As you may know, I love my dips & spreads. Having some kind of hummus on hand means I can throw together a quick meal without having to do much of anything. I get the sense that people’s interest in unusual hummus flavors is on the rise lately as I’ve come across recipes for weird ones including beet hummus, snickerdoodle hummus (dessert) and and peanut butter chocolate chip hummus (also dessert). But before I start gagging, I will let these concoctions slide because they do all contain chickpeas, which makes sense, since the Arabic word for chickpeas is hummus! However, I’ve also noticed a number of recipes that are basically comprised of a pureed vegetable prancing around calling itself ‘hummus.’ This is like me naming my applesauce recipe ‘apple hummus,’ which is obviously offensive.
It sort of reminds me of the whole “pesto” debacle. Technically, if a recipe is made with a mortar and pestle, even if it’s peanut butter and chocolate, you can call it Reese’s pesto (except I’d think you were a little annoying). But anything chopped up really teeny tiny and put on pasta isn’t pesto. In the same vein, calling spiced pureed carrots “hummus” (you know who you are!) really irks me. I’m not saying there’s anything you or I can do about this grave offense. I just have to deal with it.
I made this hummus recipe with delicata squash and of course, chickpeas. So if you’re looking for a less offensive variation on your favorite staple, you found it! Keep in mind that the squash makes the taste sweeter than your regular hummus, so if you’re having it on a sandwich, you may want some more savory ingredients to compliment it.
- 3 T olive oil
- 1 delicata squash
- ¼ c tahini
- 1 15 oz can chickpeas
- 4 T lemon juice
- ½ t ground cumin
- ¾ t salt
- 1 garlic clove, minced
- 1 t paprika
- ¼ c fresh parsley leaves, chopped
- ¼ c water
- Preheat oven to 400 degrees. Cut squash in half lengthwise and place cut side up in a roasting pan. Coat with 1 tablespoon of olive oil and season generously with salt and pepper. Roast about 35 minutes or until squash is soft. Remove from oven and set aside to cool.
- In a blender, combine 2 tablespoons of olive oil, tahini, chickpeas, lemon juice, cumin, salt, garlic and paprika.
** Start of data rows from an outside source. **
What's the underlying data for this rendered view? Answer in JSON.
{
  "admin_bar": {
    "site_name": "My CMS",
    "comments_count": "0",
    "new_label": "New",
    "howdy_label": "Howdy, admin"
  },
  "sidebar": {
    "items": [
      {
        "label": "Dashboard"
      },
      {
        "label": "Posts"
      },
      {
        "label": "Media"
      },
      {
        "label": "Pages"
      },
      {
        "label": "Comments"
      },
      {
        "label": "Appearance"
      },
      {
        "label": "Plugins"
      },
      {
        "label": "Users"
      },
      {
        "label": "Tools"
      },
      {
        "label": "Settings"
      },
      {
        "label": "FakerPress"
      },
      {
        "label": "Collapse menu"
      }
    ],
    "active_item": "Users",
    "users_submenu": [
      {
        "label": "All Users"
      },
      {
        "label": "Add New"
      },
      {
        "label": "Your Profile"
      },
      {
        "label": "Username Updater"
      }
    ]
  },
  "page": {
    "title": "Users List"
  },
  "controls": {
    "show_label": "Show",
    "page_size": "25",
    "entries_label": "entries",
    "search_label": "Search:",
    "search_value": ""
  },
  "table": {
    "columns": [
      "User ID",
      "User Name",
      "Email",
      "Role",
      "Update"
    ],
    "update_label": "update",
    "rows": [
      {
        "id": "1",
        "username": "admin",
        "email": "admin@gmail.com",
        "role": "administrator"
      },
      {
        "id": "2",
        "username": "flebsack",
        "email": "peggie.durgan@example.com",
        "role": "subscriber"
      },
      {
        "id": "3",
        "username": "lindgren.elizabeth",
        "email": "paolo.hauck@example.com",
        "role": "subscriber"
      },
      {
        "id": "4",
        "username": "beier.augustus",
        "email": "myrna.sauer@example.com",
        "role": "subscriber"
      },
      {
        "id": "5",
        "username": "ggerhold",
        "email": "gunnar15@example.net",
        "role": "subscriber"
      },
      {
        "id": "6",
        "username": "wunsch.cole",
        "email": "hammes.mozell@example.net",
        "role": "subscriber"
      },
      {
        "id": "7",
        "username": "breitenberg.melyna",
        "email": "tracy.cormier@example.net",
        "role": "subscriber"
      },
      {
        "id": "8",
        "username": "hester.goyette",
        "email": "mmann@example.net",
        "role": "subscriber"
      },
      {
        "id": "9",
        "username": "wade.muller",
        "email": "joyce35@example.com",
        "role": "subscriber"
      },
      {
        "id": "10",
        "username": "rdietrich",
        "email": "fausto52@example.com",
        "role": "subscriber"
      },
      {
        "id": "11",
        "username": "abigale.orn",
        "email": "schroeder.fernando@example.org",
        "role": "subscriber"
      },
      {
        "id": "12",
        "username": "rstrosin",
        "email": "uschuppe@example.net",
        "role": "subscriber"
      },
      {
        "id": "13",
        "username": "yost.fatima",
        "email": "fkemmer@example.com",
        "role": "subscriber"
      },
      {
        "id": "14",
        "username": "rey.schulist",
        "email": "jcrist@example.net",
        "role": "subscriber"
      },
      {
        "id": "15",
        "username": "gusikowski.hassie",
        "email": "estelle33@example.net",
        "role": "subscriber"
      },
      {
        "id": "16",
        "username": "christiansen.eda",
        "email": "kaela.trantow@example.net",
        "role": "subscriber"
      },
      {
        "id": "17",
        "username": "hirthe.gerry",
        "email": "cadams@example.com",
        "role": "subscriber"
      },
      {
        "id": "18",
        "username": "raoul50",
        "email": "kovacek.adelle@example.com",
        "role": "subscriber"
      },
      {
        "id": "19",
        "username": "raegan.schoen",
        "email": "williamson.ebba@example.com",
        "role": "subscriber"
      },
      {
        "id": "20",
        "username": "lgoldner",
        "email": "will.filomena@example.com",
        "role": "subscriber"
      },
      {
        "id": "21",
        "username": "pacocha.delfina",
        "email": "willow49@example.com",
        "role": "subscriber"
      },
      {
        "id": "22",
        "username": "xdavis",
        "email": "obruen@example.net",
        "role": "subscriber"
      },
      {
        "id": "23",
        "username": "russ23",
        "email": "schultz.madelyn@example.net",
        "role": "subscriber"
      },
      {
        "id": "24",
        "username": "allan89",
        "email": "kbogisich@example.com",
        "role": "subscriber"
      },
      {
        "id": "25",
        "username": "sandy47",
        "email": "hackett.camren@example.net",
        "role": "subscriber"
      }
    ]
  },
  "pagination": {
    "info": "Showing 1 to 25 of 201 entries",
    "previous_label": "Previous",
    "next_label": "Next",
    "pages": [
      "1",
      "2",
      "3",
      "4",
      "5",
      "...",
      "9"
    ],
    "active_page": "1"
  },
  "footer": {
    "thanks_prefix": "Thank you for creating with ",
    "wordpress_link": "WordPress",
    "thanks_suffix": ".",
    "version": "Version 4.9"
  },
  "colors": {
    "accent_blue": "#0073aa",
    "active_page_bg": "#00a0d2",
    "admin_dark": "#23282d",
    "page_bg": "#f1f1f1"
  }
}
- Scrape out the inside of the squash and add to the blender. Puree until smooth. If the texture is too thick (as it likely will be) add water. Add parsley leaves and blend 30 seconds longer.
- Garnish with olive oil and additional paprika. Serve with pita and crudites or on sandwiches.